### Problem to solve
In this exercise, return each entry exactly as given.

Saved data entries
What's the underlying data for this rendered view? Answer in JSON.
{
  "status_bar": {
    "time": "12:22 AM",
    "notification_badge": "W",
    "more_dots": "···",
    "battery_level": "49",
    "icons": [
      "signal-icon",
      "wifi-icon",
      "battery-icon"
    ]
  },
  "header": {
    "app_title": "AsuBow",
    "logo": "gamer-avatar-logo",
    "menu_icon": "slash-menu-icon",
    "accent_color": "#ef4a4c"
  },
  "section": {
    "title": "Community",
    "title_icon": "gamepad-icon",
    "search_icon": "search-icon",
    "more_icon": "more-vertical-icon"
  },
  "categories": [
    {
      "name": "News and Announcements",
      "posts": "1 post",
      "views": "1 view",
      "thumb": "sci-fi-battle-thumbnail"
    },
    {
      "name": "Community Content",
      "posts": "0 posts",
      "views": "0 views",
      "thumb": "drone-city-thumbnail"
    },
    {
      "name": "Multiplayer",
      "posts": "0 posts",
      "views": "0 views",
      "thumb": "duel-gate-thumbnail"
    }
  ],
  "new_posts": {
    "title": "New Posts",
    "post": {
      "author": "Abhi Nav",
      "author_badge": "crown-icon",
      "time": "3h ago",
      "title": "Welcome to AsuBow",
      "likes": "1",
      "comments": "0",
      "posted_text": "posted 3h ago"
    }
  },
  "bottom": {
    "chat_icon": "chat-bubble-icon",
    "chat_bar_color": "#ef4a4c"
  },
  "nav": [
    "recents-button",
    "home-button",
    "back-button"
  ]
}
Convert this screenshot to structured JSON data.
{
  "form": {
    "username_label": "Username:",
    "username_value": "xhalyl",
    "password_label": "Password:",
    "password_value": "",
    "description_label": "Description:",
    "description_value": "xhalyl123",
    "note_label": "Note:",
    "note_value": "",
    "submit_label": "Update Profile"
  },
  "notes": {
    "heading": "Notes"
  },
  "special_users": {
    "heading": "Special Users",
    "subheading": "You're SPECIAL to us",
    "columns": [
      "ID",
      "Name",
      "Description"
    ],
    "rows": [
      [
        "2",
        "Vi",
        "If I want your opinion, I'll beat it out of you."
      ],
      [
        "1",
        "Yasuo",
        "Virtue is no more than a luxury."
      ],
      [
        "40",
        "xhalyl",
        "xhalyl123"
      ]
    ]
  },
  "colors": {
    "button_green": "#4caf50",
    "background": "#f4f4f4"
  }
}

### Exercise result
What's the underlying data for this rendered view? Answer in JSON.
{
  "status_bar": {
    "time": "12:22 AM",
    "notification_badge": "W",
    "more_dots": "···",
    "battery_level": "49",
    "icons": [
      "signal-icon",
      "wifi-icon",
      "battery-icon"
    ]
  },
  "header": {
    "app_title": "AsuBow",
    "logo": "gamer-avatar-logo",
    "menu_icon": "slash-menu-icon",
    "accent_color": "#ef4a4c"
  },
  "section": {
    "title": "Community",
    "title_icon": "gamepad-icon",
    "search_icon": "search-icon",
    "more_icon": "more-vertical-icon"
  },
  "categories": [
    {
      "name": "News and Announcements",
      "posts": "1 post",
      "views": "1 view",
      "thumb": "sci-fi-battle-thumbnail"
    },
    {
      "name": "Community Content",
      "posts": "0 posts",
      "views": "0 views",
      "thumb": "drone-city-thumbnail"
    },
    {
      "name": "Multiplayer",
      "posts": "0 posts",
      "views": "0 views",
      "thumb": "duel-gate-thumbnail"
    }
  ],
  "new_posts": {
    "title": "New Posts",
    "post": {
      "author": "Abhi Nav",
      "author_badge": "crown-icon",
      "time": "3h ago",
      "title": "Welcome to AsuBow",
      "likes": "1",
      "comments": "0",
      "posted_text": "posted 3h ago"
    }
  },
  "bottom": {
    "chat_icon": "chat-bubble-icon",
    "chat_bar_color": "#ef4a4c"
  },
  "nav": [
    "recents-button",
    "home-button",
    "back-button"
  ]
}
Convert this screenshot to structured JSON data.
{
  "form": {
    "username_label": "Username:",
    "username_value": "xhalyl",
    "password_label": "Password:",
    "password_value": "",
    "description_label": "Description:",
    "description_value": "xhalyl123",
    "note_label": "Note:",
    "note_value": "",
    "submit_label": "Update Profile"
  },
  "notes": {
    "heading": "Notes"
  },
  "special_users": {
    "heading": "Special Users",
    "subheading": "You're SPECIAL to us",
    "columns": [
      "ID",
      "Name",
      "Description"
    ],
    "rows": [
      [
        "2",
        "Vi",
        "If I want your opinion, I'll beat it out of you."
      ],
      [
        "1",
        "Yasuo",
        "Virtue is no more than a luxury."
      ],
      [
        "40",
        "xhalyl",
        "xhalyl123"
      ]
    ]
  },
  "colors": {
    "button_green": "#4caf50",
    "background": "#f4f4f4"
  }
}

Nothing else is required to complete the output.